When the 21-year-old spacecraft, Columbia, disintegrated on its re-entry into Earth’s atmosphere on February 1, 2003, a new pantheon of heroes was born—men and women who knew the risks they were taking yet chose to take that chance. With that understanding of the dangers involved, each astronaut was asked to fill out a questionnaire regarding his wishes for a memorial service—who should do it, what he or she wanted said, what kind of a memorial he or she would like—should they not come back.

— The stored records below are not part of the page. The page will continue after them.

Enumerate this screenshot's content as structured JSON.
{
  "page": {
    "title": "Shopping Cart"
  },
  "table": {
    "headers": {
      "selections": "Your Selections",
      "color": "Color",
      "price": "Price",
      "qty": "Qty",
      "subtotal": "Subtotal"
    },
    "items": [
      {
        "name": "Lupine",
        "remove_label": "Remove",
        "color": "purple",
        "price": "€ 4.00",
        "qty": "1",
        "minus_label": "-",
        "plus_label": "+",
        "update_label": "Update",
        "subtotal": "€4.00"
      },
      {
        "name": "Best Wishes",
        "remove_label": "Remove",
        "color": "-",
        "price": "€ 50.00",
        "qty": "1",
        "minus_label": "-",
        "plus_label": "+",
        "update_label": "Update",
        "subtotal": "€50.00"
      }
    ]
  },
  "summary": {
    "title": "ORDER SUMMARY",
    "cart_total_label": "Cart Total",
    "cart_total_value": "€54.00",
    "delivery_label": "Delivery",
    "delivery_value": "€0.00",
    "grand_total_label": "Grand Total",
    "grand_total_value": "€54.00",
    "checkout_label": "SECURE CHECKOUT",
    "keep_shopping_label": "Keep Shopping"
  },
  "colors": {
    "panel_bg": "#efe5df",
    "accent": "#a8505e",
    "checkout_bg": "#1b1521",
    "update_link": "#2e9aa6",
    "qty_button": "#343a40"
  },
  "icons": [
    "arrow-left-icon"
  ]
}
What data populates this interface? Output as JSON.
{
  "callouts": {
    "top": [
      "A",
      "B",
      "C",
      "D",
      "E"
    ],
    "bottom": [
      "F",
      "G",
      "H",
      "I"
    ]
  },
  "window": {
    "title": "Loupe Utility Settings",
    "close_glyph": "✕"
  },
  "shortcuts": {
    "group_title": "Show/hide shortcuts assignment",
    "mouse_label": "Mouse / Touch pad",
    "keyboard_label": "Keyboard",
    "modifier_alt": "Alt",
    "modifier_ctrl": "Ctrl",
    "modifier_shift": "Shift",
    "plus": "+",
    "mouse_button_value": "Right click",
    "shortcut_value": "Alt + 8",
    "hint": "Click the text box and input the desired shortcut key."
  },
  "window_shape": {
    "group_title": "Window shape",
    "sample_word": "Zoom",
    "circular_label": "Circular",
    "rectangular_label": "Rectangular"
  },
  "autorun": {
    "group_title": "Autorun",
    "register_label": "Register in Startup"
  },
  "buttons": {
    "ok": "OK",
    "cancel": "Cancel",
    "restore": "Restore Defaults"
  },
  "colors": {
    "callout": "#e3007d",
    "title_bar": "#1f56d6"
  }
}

Several of the astronauts were believers, including Rick Husband, who was a devout Christian and active in his church, Grace Community Church, in suburban Houston. When Steve Riggle, Rick Husband’s pastor, was given the small card which contained his wishes for a memorial service, at the bottom of the card was a handwritten note which read, “Tell them about Jesus. He’s real to me!” That was it. “Tell them about Jesus,” he requested, explaining, “He’s real to me!”
To the best of his ability, Pastor Steve Riggle did just that! He not only remembered Rick Husband as a hero, great father, and dedicated pilot, but as a man who knew and loved Jesus Christ and sought to make Him known. Essentially Rick Husband’s desire was the same as that of the Apostle Paul, who wrote in the shadow of a Roman dungeon, probably under house arrest, “I want to know Christ and the power of his resurrection and the fellowship of sharing in his sufferings” (Philippians 3:10).
I want to know Christ and the power of his resurrection and the fellowship of sharing in his sufferings. Philippians 3:10
Question: Is Jesus Christ real to you? Or is He simply a historical personage, a religious figure who lived and died a long time ago, One who seems to better fit on a dusty crucifix in a Catholic church or the wall of a convent or hospital than in real life today? The fact is that the image of Jesus Christ which many have is vastly different from the real-life one, the one that Rick Husband had. Why? Rick’s understanding of Jesus Christ grew from a relationship with Him as a living person, not from a historical bit of knowledge of one who is a benchmark of history in the Roman era.
So the question then arises, “OK, how does a person have this kind of relationship?” Actually Jesus Himself answered that question. He said, “Here I am! I stand at the door and knock. If anyone hears my voice and opens the door, I will come in and eat with him, and he with me” (Revelation 3:20). Notice that it is a living person who knocks at the heart’s door, a living person who speaks to those who inhabit this house called a home, and a living person who invades our lives in such a way that we have companionship, warmth, and a relationship. The point is, only a living Christ can do this.
This living One couldn’t be confined to a cold tomb following His death on Good Friday long ago. Three days later, He rose from the dead. He walked with the disciples for 40 days. He talked with them of life, of the future, and of His desire for them to make Christ known to all the world–which was Rick Husband’s desire as well. Only a living person could do that.
A closing thought: Jesus Christ never knocks down the door of your heart or invades your space and life. He enters only at your invitation, which means you invite Him to come into your life, a decision that Astronaut Rick Husband made. The good news is that when Christ comes into your life, He forgives you, enables you to live above the carnal pull of your old sinful nature, and empowers you to live a life of purpose and joy. Frankly, I’d rather have the fellowship of a living Christ than a dead one.
Resource reading: John 21:1-14
Featured image: The crew of the ill-fated Space Orbiter Columbia, STS-107, from left to right: Brown, Husband, Clark, Chawla, Anderson, McCool, Ramon